Category 2 – “Gray” Water: Potentially contains some degree of contamination that may cause sickness or discomfort if consumed by humans. The term gray water is a classification term only and may not refer to the color of water. Includes but not limited to: discharges from dishwashers and washing machines, toilet overflows with urine (no feces), broken aquariums, and punctured water bed mattresses. This type of water may contain algicides and bio-contaminants (fungal, bacterial, viral, algae). Time and temperature accelerate the bioactivity of “gray” water significantly.
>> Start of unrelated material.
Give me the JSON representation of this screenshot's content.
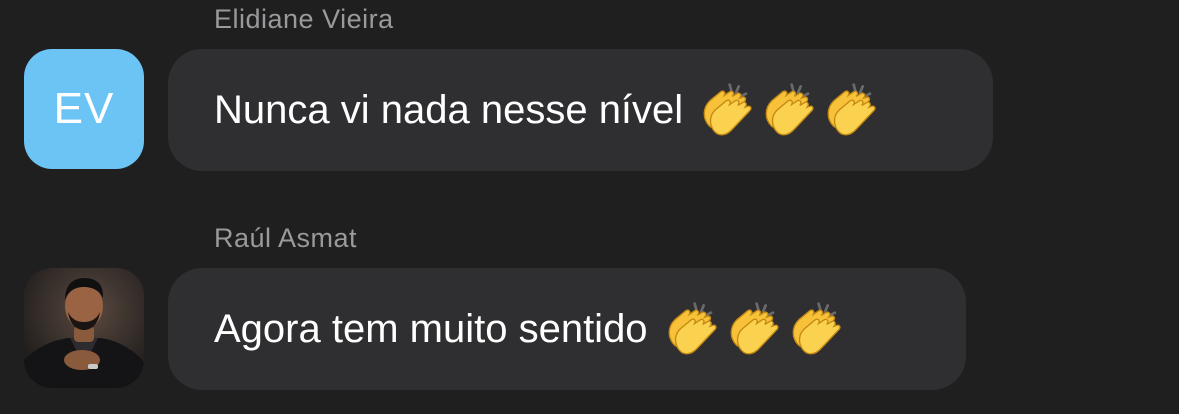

Flooded “gray” water in structures that remains untreated for longer than 48 hours may change from a “gray” water condition to a “black” water condition. The contaminated material that always must be disposed of is the carpet cushion (pad, underlay).
Category 3 – “Black” Water: May contain pathogenic agents (capable of causing disease), which can adversely affect occupant health and workers. Includes all flooding from sea water, rising water from rivers and streams, ground surface water, and toilet backflows that originate from beyond the toilet trap. “Black” water may contain fecal contamination, pesticides, heavy metals, radioactive materials, or other organic substances. The term black water is a classification term only and may not refer to the color of the water.
Classes of water Damage
Class 1 – Slow Evaporation Rate: Water losses that affect only part of a room or area; or losses with lower permeance/ porosity materials (e.g., plywood, particle board, structural wood, vinyl composition tile (VCT), concrete). Little or no wet carpet and/or cushion are present. Minimum moisture is absorbed by materials, which release that moisture slowly.
Class 2 – Fast Evaporation Rate: Water losses that affect the entire room or carpet and cushion. Water has wicked up walls 12”-24”. There is moisture remaining in structural materials (e.g., plywood, particle board, structural wood, vinyl composition tile (VCT).
Class 3 – Fastest Evaporation Rate: Water may have come from overhead. Ceilings, walls, insulation, carpet, cushion, and subfloor in virtually the entire area is saturated.
Class 4 – Specialty Drying Situations: These consist of wet materials with very low permeance/porosity (hardwood, plaster, brick, concrete, stone, and crawlspaces). Typically, there are deep pockets of saturation, which normally require very low specific humidity.